Through a modular network of screens, the watchtower embeds the living rooms, bedrooms and workplaces of hundreds of crowd- workers into its structure. The installation’s surveilling (and surveilled) agents are members of mTurk (or Mechanical Turk). This on-demand scalable workforce, or crowdsourcing Internet ‘marketplace’, enables individuals and businesses to employ workers remotely to do tasks that computers are currently unable to. Coupe has commissioned crowd-workers to complete unusual tasks that require them to reflect, document, dream, plan, and consume all forms of observation – illustrating a very human approach to what we normally consider a machinic, computer-led, process.
Through the crowdsourcing of these tasks to an ‘unseen’ workforce, surveillance today is revealed as something bidirectional and dispersed. By bringing the normally outdoor watchtower structure into a gallery context, the work creates a strange kind of monument to observation and in an act of subversion, grants us a rare opportunity to consider who is watching whom.
Courtesy of the artist. Commissioned by FACT with support from DXARTS (University of Washing ton) and American Hardwood Export Council. This was the premiere of the work.
Mixed media installation.
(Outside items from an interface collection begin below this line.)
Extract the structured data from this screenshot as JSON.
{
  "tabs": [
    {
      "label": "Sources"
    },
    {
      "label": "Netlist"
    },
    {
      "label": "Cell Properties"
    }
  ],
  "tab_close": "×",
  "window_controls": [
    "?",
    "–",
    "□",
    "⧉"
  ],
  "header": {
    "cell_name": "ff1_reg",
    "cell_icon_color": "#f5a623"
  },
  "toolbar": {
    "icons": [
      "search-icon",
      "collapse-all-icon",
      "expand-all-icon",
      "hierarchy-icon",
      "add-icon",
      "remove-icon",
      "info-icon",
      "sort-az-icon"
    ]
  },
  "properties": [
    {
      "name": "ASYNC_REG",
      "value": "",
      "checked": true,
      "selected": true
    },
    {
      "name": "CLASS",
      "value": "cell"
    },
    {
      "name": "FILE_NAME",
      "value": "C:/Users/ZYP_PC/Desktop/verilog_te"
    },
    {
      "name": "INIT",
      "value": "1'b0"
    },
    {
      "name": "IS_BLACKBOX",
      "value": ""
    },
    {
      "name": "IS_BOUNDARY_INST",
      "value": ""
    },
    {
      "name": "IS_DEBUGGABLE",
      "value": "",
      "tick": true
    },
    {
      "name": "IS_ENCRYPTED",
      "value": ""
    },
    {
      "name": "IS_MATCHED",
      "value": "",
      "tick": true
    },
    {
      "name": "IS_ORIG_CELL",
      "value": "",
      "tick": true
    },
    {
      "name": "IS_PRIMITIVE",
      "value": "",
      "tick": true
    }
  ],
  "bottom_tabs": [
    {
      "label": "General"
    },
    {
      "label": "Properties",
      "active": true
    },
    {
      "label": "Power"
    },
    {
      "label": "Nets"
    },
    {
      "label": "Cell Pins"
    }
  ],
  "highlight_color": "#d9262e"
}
Dimensions variable
The New Observatory
June 2017 – October 2017 at FACT, Liverpool
Anonymised, Commercial, Identifiable, Live, Personal, Shared, Streamed, Unknown
In his recent work, British-born, Seattle-based artist James Coupe examines the power and meaning of surveillance in our everyday life by working with advanced surveillance technologies, including high definition video cameras, facial recognition software, and computer…